Where a line below includes the word "caption", copy that line.

Interface dataset entries:
============

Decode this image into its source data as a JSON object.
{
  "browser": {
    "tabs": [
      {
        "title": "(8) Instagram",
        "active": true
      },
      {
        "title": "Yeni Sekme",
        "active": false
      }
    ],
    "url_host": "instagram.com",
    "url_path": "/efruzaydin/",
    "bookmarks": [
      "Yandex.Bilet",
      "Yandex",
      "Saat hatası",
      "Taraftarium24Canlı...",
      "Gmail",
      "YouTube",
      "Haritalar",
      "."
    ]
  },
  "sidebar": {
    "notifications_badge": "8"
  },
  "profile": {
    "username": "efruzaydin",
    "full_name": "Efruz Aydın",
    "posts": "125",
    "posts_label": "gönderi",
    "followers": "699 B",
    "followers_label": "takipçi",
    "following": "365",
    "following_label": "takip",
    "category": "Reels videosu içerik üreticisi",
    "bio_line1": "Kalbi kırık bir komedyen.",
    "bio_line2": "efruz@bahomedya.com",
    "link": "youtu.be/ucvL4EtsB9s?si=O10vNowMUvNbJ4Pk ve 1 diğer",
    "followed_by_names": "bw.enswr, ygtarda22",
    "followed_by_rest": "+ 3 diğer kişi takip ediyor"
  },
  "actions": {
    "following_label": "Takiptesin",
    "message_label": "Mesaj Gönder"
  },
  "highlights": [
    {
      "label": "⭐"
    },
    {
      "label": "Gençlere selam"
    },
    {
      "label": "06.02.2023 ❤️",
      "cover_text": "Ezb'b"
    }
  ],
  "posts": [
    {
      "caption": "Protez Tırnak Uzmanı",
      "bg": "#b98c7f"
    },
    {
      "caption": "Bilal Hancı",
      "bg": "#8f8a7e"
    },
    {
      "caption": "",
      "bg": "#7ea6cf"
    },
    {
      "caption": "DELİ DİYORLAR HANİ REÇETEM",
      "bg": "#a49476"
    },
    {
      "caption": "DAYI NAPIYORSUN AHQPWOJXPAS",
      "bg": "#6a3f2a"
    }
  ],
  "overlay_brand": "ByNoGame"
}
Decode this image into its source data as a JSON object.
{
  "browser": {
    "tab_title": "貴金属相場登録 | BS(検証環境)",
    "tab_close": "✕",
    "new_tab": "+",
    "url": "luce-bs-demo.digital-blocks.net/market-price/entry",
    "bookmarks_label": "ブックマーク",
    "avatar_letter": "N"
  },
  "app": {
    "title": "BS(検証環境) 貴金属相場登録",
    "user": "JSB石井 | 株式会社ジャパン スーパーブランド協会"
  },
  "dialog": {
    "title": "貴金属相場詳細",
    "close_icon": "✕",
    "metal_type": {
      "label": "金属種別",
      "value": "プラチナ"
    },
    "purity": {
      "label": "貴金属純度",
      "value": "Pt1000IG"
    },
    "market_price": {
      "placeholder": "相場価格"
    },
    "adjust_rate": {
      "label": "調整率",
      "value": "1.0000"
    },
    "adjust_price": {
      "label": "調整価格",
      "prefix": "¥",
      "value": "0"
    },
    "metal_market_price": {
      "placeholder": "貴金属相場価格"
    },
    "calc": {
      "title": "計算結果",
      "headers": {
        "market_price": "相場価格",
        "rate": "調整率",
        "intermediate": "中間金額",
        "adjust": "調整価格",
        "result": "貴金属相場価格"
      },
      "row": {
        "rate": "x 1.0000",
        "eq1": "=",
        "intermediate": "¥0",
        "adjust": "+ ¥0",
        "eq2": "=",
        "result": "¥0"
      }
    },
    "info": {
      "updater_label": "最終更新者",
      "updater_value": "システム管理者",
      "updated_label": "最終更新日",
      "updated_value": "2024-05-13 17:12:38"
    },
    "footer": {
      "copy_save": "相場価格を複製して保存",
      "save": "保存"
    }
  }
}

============

SOLVED EXERCISE:
      "caption": "Protez Tırnak Uzmanı",
      "caption": "Bilal Hancı",
      "caption": "",
      "caption": "DELİ DİYORLAR HANİ REÇETEM",
      "caption": "DAYI NAPIYORSUN AHQPWOJXPAS",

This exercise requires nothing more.